Say how many lines of the data below have the word "name" in them. Add nothing else.

···

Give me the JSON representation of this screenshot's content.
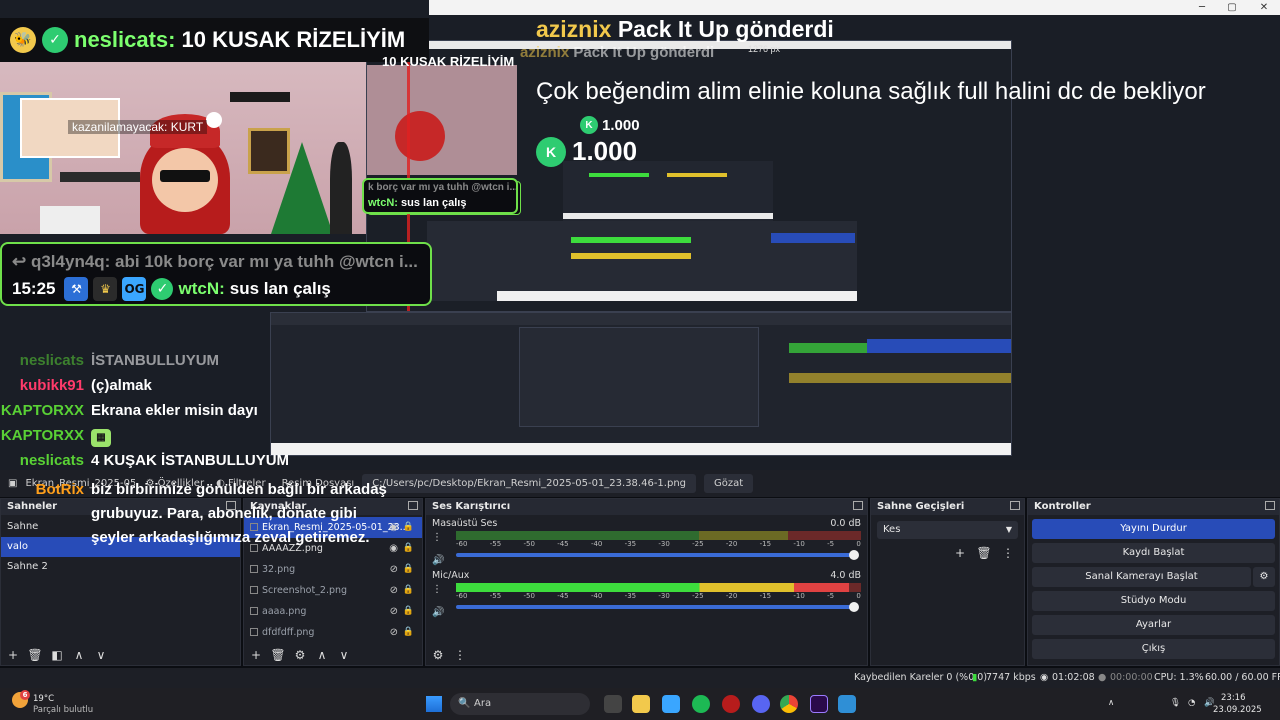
{
  "window": {
    "minimize": "─",
    "maximize": "▢",
    "close": "✕"
  },
  "alerts": {
    "pack": {
      "user": "aziznix",
      "text": "Pack It Up gönderdi"
    },
    "ghost_pack": {
      "user": "aziznix",
      "text": "Pack It Up gönderdi"
    },
    "comment": "Çok beğendim alim elinie koluna sağlık full halini dc de bekliyor",
    "amount": "1.000",
    "amount_small": "1.000",
    "px_label": "1276 px"
  },
  "top_chat": {
    "user": "neslicats:",
    "message": "10 KUSAK RİZELİYİM",
    "ghost": "10 KUSAK RİZELİYİM"
  },
  "cam": {
    "caption": "kazanilamayacak: KURT"
  },
  "chat_box": {
    "reply": "q3l4yn4q: abi 10k borç var mı ya tuhh @wtcn i...",
    "time": "15:25",
    "user": "wtcN:",
    "message": "sus lan çalış",
    "ghost_reply": "k borç var mı ya tuhh @wtcn i...",
    "ghost_user": "wtcN:",
    "ghost_message": "sus lan çalış"
  },
  "chat": [
    {
      "user": "neslicats",
      "color": "#59d135",
      "text": "İSTANBULLUYUM",
      "dim": true
    },
    {
      "user": "kubikk91",
      "color": "#ff3b6b",
      "text": "(ç)almak"
    },
    {
      "user": "KAPTORXX",
      "color": "#59d135",
      "text": "Ekrana ekler misin dayı"
    },
    {
      "user": "KAPTORXX",
      "color": "#59d135",
      "text": ""
    },
    {
      "user": "neslicats",
      "color": "#59d135",
      "text": "4 KUŞAK İSTANBULLUYUM"
    }
  ],
  "chat_last": {
    "user": "BotRix",
    "color": "#ff9f1a",
    "text": "biz birbirimize gönülden bağlı bir arkadaş grubuyuz. Para, abonelik, donate gibi şeyler arkadaşlığımıza zeval getiremez."
  },
  "source_bar": {
    "name": "Ekran_Resmi_2025-05-01_2...",
    "properties": "Özellikler",
    "filters": "Filtreler",
    "file_label": "Resim Dosyası",
    "path": "C:/Users/pc/Desktop/Ekran_Resmi_2025-05-01_23.38.46-1.png",
    "browse": "Gözat"
  },
  "scenes": {
    "title": "Sahneler",
    "items": [
      "Sahne",
      "valo",
      "Sahne 2"
    ],
    "selected": 1
  },
  "sources": {
    "title": "Kaynaklar",
    "items": [
      {
        "name": "Ekran_Resmi_2025-05-01_23...",
        "visible": true
      },
      {
        "name": "AAAAZZ.png",
        "visible": true
      },
      {
        "name": "32.png",
        "visible": false
      },
      {
        "name": "Screenshot_2.png",
        "visible": false
      },
      {
        "name": "aaaa.png",
        "visible": false
      },
      {
        "name": "dfdfdff.png",
        "visible": false
      }
    ],
    "selected": 0
  },
  "mixer": {
    "title": "Ses Karıştırıcı",
    "channels": [
      {
        "name": "Masaüstü Ses",
        "db": "0.0 dB",
        "level": 0.0
      },
      {
        "name": "Mic/Aux",
        "db": "4.0 dB",
        "level": 0.97
      }
    ],
    "ticks": [
      "-60",
      "-55",
      "-50",
      "-45",
      "-40",
      "-35",
      "-30",
      "-25",
      "-20",
      "-15",
      "-10",
      "-5",
      "0"
    ]
  },
  "transitions": {
    "title": "Sahne Geçişleri",
    "value": "Kes"
  },
  "controls": {
    "title": "Kontroller",
    "buttons": [
      "Yayını Durdur",
      "Kaydı Başlat",
      "Sanal Kamerayı Başlat",
      "Stüdyo Modu",
      "Ayarlar",
      "Çıkış"
    ]
  },
  "status": {
    "dropped": "Kaybedilen Kareler 0 (%0.0)",
    "bitrate": "7747 kbps",
    "stream_time": "01:02:08",
    "rec_time": "00:00:00",
    "cpu": "CPU: 1.3%",
    "fps": "60.00 / 60.00 FPS"
  },
  "taskbar": {
    "temp": "19°C",
    "weather": "Parçalı bulutlu",
    "search": "Ara",
    "time": "23:16",
    "date": "23.09.2025",
    "notif": "6"
  },
  "colors": {
    "accent": "#284cb8",
    "chat_border": "#6fe04a",
    "alert_user": "#f2c94c"
  }
}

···

_Expected answer_.
9